Marketing literature talks about "variety-seeking" consumer behavior, which is generally characterized by low cost, low stakes purchases. Because of this consumers are willing to take a chance and say try a new product or unfamiliar brand. This is occasionally applied to food purchases or restaurant orders, which in the great scheme of things don't cost all that much, even if one is temporarily unemployed, so customers are willing to take chances that they might not otherwise.
In my case, this does not apply to food at all. What genius would classify a meal as low stakes? What could be more important than what you eat for dinner or lunch?
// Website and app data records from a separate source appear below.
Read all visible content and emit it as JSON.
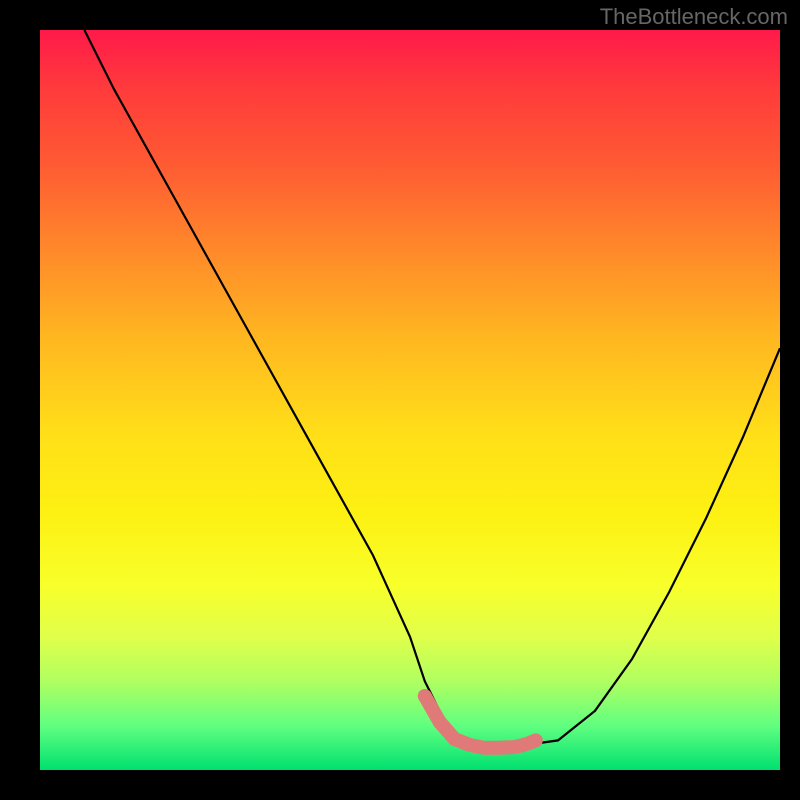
{
  "watermark": "TheBottleneck.com",
  "chart_data": {
    "type": "line",
    "title": "",
    "xlabel": "",
    "ylabel": "",
    "xlim": [
      0,
      100
    ],
    "ylim": [
      0,
      100
    ],
    "series": [
      {
        "name": "black-curve",
        "color": "#000000",
        "x": [
          6,
          10,
          15,
          20,
          25,
          30,
          35,
          40,
          45,
          50,
          52,
          55,
          58,
          60,
          62,
          65,
          70,
          75,
          80,
          85,
          90,
          95,
          100
        ],
        "values": [
          100,
          92,
          83,
          74,
          65,
          56,
          47,
          38,
          29,
          18,
          12,
          6,
          3.5,
          3,
          3,
          3.3,
          4,
          8,
          15,
          24,
          34,
          45,
          57
        ]
      },
      {
        "name": "salmon-marker-band",
        "color": "#e07a78",
        "x": [
          52,
          54,
          56,
          58,
          60,
          62,
          64,
          65,
          66,
          67
        ],
        "values": [
          10,
          6.5,
          4.2,
          3.4,
          3,
          3,
          3.1,
          3.3,
          3.6,
          4
        ]
      }
    ],
    "gradient_stops": [
      {
        "pos": 0.0,
        "color": "#ff1a4a"
      },
      {
        "pos": 0.5,
        "color": "#ffe018"
      },
      {
        "pos": 0.95,
        "color": "#60ff80"
      },
      {
        "pos": 1.0,
        "color": "#00e070"
      }
    ]
  }
}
I have something of a reputation as a variety-seeker in matters gastronomic. In my former life, I used to range as freely over the animal kingdom, and animal body, as anyone who is not Cantonese. However, in recent years, I have become something of a reformed omnivore and have approached the observance of kashruth. But within constraints, I am game for almost anything.
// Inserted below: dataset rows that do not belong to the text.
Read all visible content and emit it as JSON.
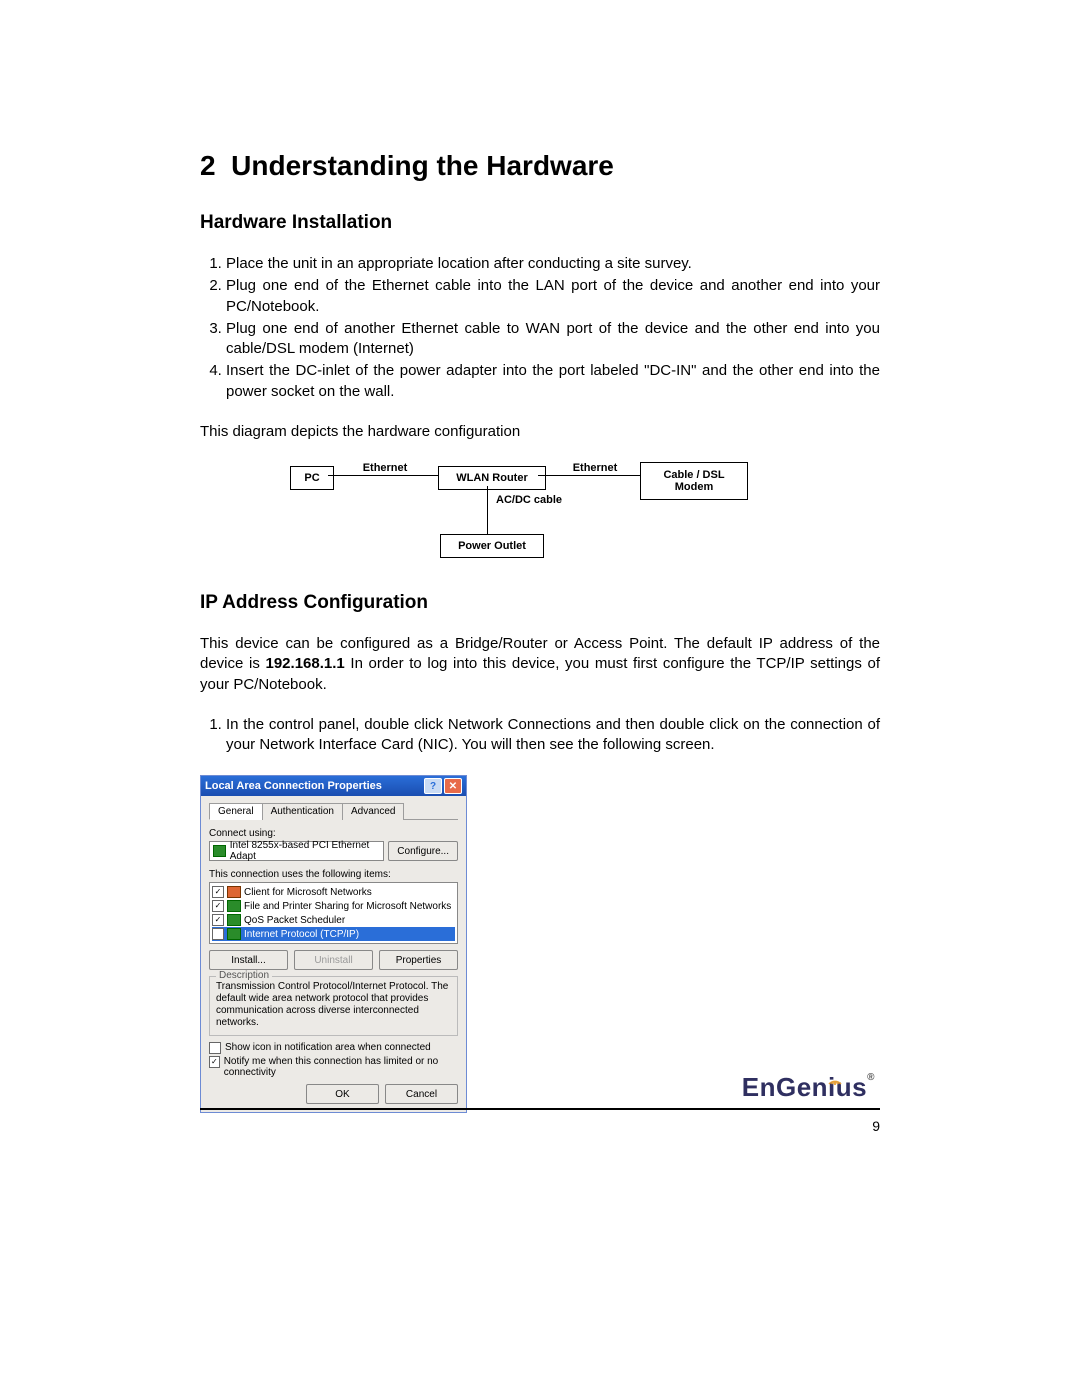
{
  "chapter": {
    "number": "2",
    "title": "Understanding the Hardware"
  },
  "section1": {
    "title": "Hardware Installation",
    "steps": [
      "Place the unit in an appropriate location after conducting a site survey.",
      "Plug one end of the Ethernet cable into the LAN port of the device and another end into your PC/Notebook.",
      "Plug one end of another Ethernet cable to WAN port of the device and the other end into you cable/DSL modem (Internet)",
      "Insert the DC-inlet of the power adapter into the port labeled \"DC-IN\" and the other end into the power socket on the wall."
    ],
    "diagram_intro": "This diagram depicts the hardware configuration"
  },
  "diagram": {
    "pc": "PC",
    "eth1": "Ethernet",
    "router": "WLAN Router",
    "eth2": "Ethernet",
    "modem": "Cable / DSL Modem",
    "acdc": "AC/DC cable",
    "outlet": "Power Outlet"
  },
  "section2": {
    "title": "IP Address Configuration",
    "intro_pre": "This device can be configured as a Bridge/Router or Access Point.  The default IP address of the device is ",
    "ip": "192.168.1.1",
    "intro_post": " In order to log into this device, you must first configure the TCP/IP settings of your PC/Notebook.",
    "step1": "In the control panel, double click Network Connections and then double click on the connection of your Network Interface Card (NIC). You will then see the following screen."
  },
  "dialog": {
    "title": "Local Area Connection Properties",
    "tabs": {
      "general": "General",
      "auth": "Authentication",
      "adv": "Advanced"
    },
    "connect_using": "Connect using:",
    "adapter": "Intel 8255x-based PCI Ethernet Adapt",
    "configure": "Configure...",
    "uses_items": "This connection uses the following items:",
    "items": [
      "Client for Microsoft Networks",
      "File and Printer Sharing for Microsoft Networks",
      "QoS Packet Scheduler",
      "Internet Protocol (TCP/IP)"
    ],
    "install": "Install...",
    "uninstall": "Uninstall",
    "properties": "Properties",
    "desc_legend": "Description",
    "desc_text": "Transmission Control Protocol/Internet Protocol. The default wide area network protocol that provides communication across diverse interconnected networks.",
    "show_icon": "Show icon in notification area when connected",
    "notify": "Notify me when this connection has limited or no connectivity",
    "ok": "OK",
    "cancel": "Cancel"
  },
  "footer": {
    "brand_a": "En",
    "brand_b": "Genius",
    "page": "9"
  }
}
However, there are some combinations of food, place and companion that seem to preclude variation. Whenever I go out to lunch with Kyle, a friend and former co-worker, we always go to Wu Liang Ye at 39th and Lexington. I never seem to go there with anyone but him, and when we go, we always order the same dishes: cold noodles with sesame vinaigrette (one of the best versions of sesame noodles in the city, completely ungloppy); green beans with Yibin city spice, which are dried sauteed string beans with shredded pickled vegetables for flavor (we ask them to leave out the pork), and chicken with spicy capsicum, only made with fried tofu (see picture). The main question is who orders, and whether we ask for the tofu to be extra spicy or not.
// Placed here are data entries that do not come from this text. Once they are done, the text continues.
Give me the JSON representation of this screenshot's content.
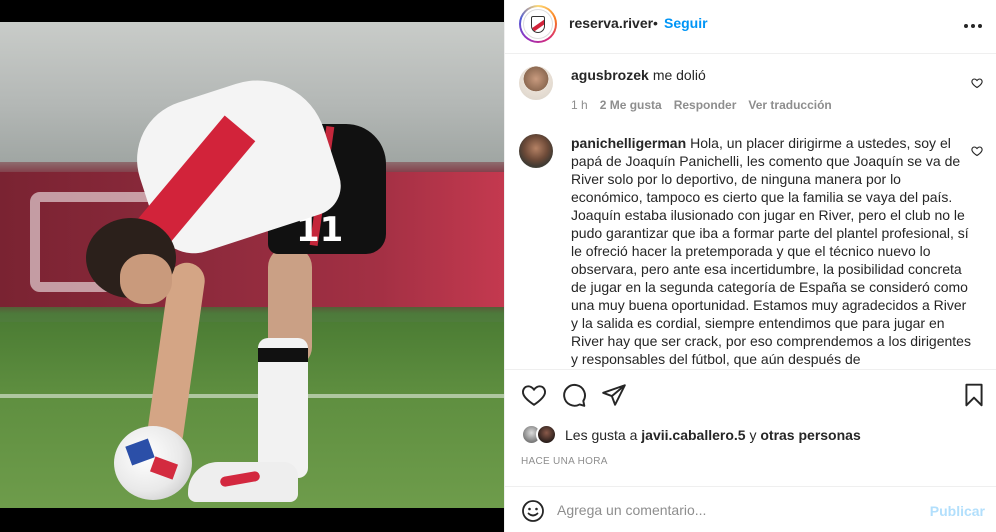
{
  "post": {
    "username": "reserva.river",
    "separator": "•",
    "follow_label": "Seguir",
    "more_icon": "more-horizontal-icon"
  },
  "media": {
    "jersey_number": "11"
  },
  "comments": [
    {
      "username": "agusbrozek",
      "text": "me dolió",
      "time": "1 h",
      "likes": "2 Me gusta",
      "reply_label": "Responder",
      "translate_label": "Ver traducción"
    },
    {
      "username": "panichelligerman",
      "text": "Hola, un placer dirigirme a ustedes, soy el papá de Joaquín Panichelli, les comento que Joaquín se va de River solo por lo deportivo, de ninguna manera por lo económico, tampoco es cierto que la familia se vaya del país. Joaquín estaba ilusionado con jugar en River, pero el club no le pudo garantizar que iba a formar parte del plantel profesional, sí le ofreció hacer la pretemporada y que el técnico nuevo lo observara, pero ante esa incertidumbre, la posibilidad concreta de jugar en la segunda categoría de España se consideró como una muy buena oportunidad. Estamos muy agradecidos a River y la salida es cordial, siempre entendimos que para jugar en River hay que ser crack, por eso comprendemos a los dirigentes y responsables del fútbol, que aún después de"
    }
  ],
  "likes": {
    "prefix": "Les gusta a",
    "user": "javii.caballero.5",
    "joiner": "y",
    "others": "otras personas"
  },
  "timestamp": "HACE UNA HORA",
  "comment_box": {
    "placeholder": "Agrega un comentario...",
    "publish_label": "Publicar"
  }
}
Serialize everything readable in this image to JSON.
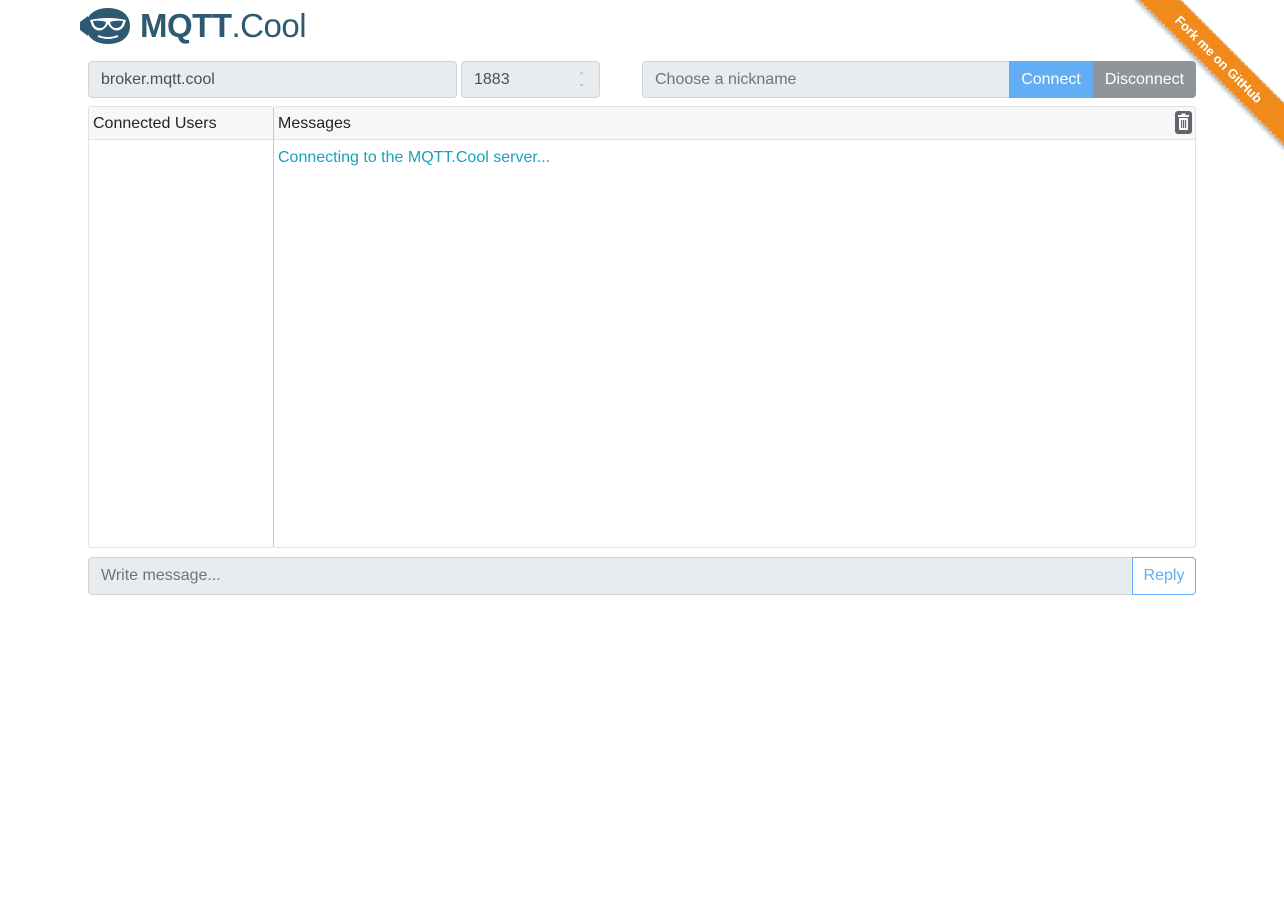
{
  "logo": {
    "text_bold": "MQTT",
    "text_light": ".Cool",
    "icon": "sunglasses-face-icon"
  },
  "ribbon": {
    "label": "Fork me on GitHub",
    "color": "#f08a1c"
  },
  "connection": {
    "broker_value": "broker.mqtt.cool",
    "port_value": "1883",
    "nickname_placeholder": "Choose a nickname",
    "connect_label": "Connect",
    "disconnect_label": "Disconnect"
  },
  "users_panel": {
    "title": "Connected Users",
    "users": []
  },
  "messages_panel": {
    "title": "Messages",
    "clear_icon": "trash-icon",
    "status_message": "Connecting to the MQTT.Cool server..."
  },
  "composer": {
    "placeholder": "Write message...",
    "reply_label": "Reply"
  },
  "colors": {
    "brand": "#2d5a72",
    "primary": "#62aef5",
    "secondary": "#8e959b",
    "info": "#17a2b8"
  }
}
We met for lunch today, and the formula did not vary. However, he did the ordering, and we opted for somewhat less spicy tofu, since I had two informational interviews scheduled after lunch, and did not want to asphyxiate my interlocutors when I exhaled.